90.5 WESA
Supporters lined up early to get into the Westmoreland Fairgrounds Friday.

Lou Ann McKlveen from Ligonier said she would pay close attention to Oz’s speech Friday to make up her mind, but she was more focused on hearing from the former president.

“We want to see what Oz has to say, and we want to hear that President Trump’s running the next term,” she said. McKlveen criticized Oz’s past statements about key issues and his relationships with celebrities.

When asked about the U.S. Supreme Court draft opinion on Roe v. that was leaked Monday, many rally-goers took issue with the occurrence of the leak itself rather than the content of the opinion.

“I don’t think it should have come out like it did,” said McKlveen. She said she worries the leak puts political pressure on the Supreme Court.

Start your morning with today's news on Pittsburgh and Pennsylvania.

Rally attendees who spoke to WESA said they wish to see Roe v. Wade overturned.

“It should go back to the states,” said Garris. “That’s how it always should’ve been. I think that it was ruled unfairly in the first place.”

Davis said he agreed.

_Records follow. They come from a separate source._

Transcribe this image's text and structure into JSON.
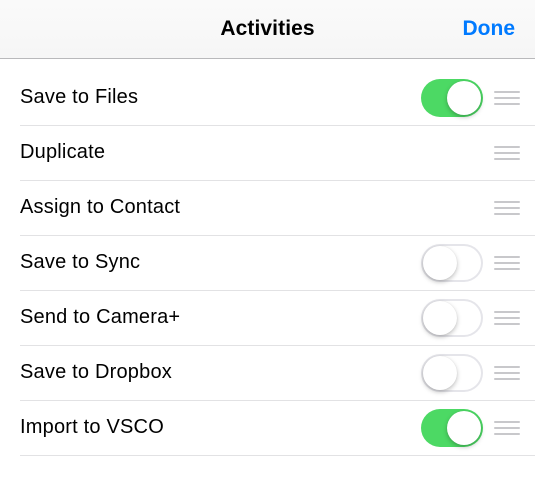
{
  "navbar": {
    "title": "Activities",
    "done": "Done"
  },
  "rows": [
    {
      "label": "Save to Files",
      "toggle": true,
      "hasToggle": true
    },
    {
      "label": "Duplicate",
      "toggle": null,
      "hasToggle": false
    },
    {
      "label": "Assign to Contact",
      "toggle": null,
      "hasToggle": false
    },
    {
      "label": "Save to Sync",
      "toggle": false,
      "hasToggle": true
    },
    {
      "label": "Send to Camera+",
      "toggle": false,
      "hasToggle": true
    },
    {
      "label": "Save to Dropbox",
      "toggle": false,
      "hasToggle": true
    },
    {
      "label": "Import to VSCO",
      "toggle": true,
      "hasToggle": true
    }
  ],
  "colors": {
    "accent": "#007aff",
    "switchOn": "#4cd964",
    "separator": "#e2e2e4"
  }
}
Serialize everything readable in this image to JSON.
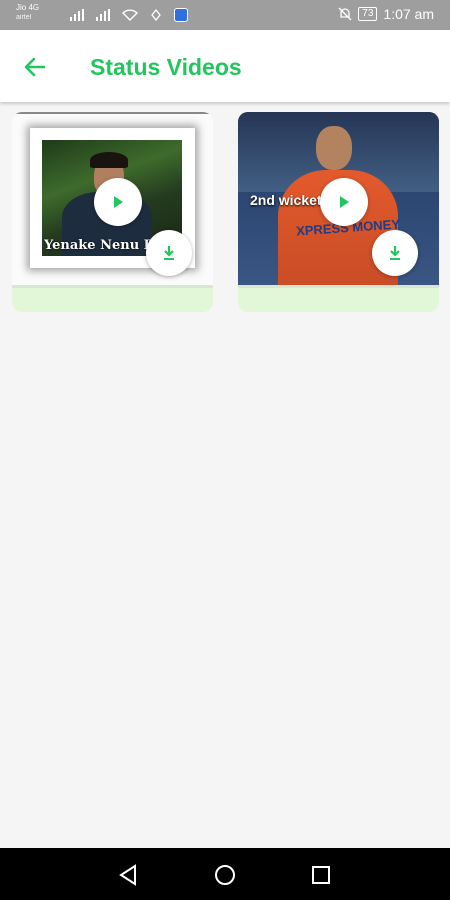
{
  "status_bar": {
    "carrier_line1": "Jio 4G",
    "carrier_line2": "airtel",
    "time": "1:07 am",
    "battery": "73"
  },
  "app_bar": {
    "title": "Status Videos",
    "back_icon": "arrow-left-icon"
  },
  "videos": [
    {
      "caption": "Yenake Nenu Ra",
      "play_icon": "play-icon",
      "download_icon": "download-icon"
    },
    {
      "caption": "2nd wicket",
      "jersey_text": "XPRESS MONEY",
      "play_icon": "play-icon",
      "download_icon": "download-icon"
    }
  ],
  "nav_bar": {
    "back_icon": "triangle-back-icon",
    "home_icon": "circle-home-icon",
    "recents_icon": "square-recents-icon"
  },
  "colors": {
    "accent": "#22c55e",
    "card_bg": "#e2f7d8",
    "status_bar": "#9e9e9e"
  }
}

“The Supreme Court does not have the right to make a decision about abortion. The states do,” he said.

Garris said she doesn’t support a total ban on abortion. But she said she hopes states such as Pennsylvania can place stricter limits on when abortions are permitted, citing rape and incest as examples of such exceptions.

“Not a total ban,” she said. “[But] I think there are certain limitations.”

Garris’ view mirrors that found in a recent Pew Research study. The majority of U.S. adults say abortion should be legal in some cases while illegal in others. Only 8% of those surveyed said abortion should be illegal in every case.

Updated: May 6, 2022 at 11:00 PM EDT
This story was updated to include remarks from former President Donald Trump.
Kiley Koscinski covers city government, policy and how Pittsburghers engage with city services. She also works as a fill-in host for All Things Considered. Kiley has previously served as a producer on The Confluence and Morning Edition.
Nearly three decades after leaving home for college, Chris Potter now lives four miles from the house he grew up in -- a testament either to the charm of the South Hills or to a simple lack of ambition. In the intervening years, Potter held a variety of jobs, including asbestos abatement engineer and ice-cream truck driver. He has also worked for a number of local media outlets, only some of which then went out of business. After serving as the editor of Pittsburgh City Paper for a decade, he covered politics and government at the Pittsburgh Post-Gazette. He has won some awards during the course of his quarter-century journalistic career, but then even a blind squirrel sometimes digs up an acorn.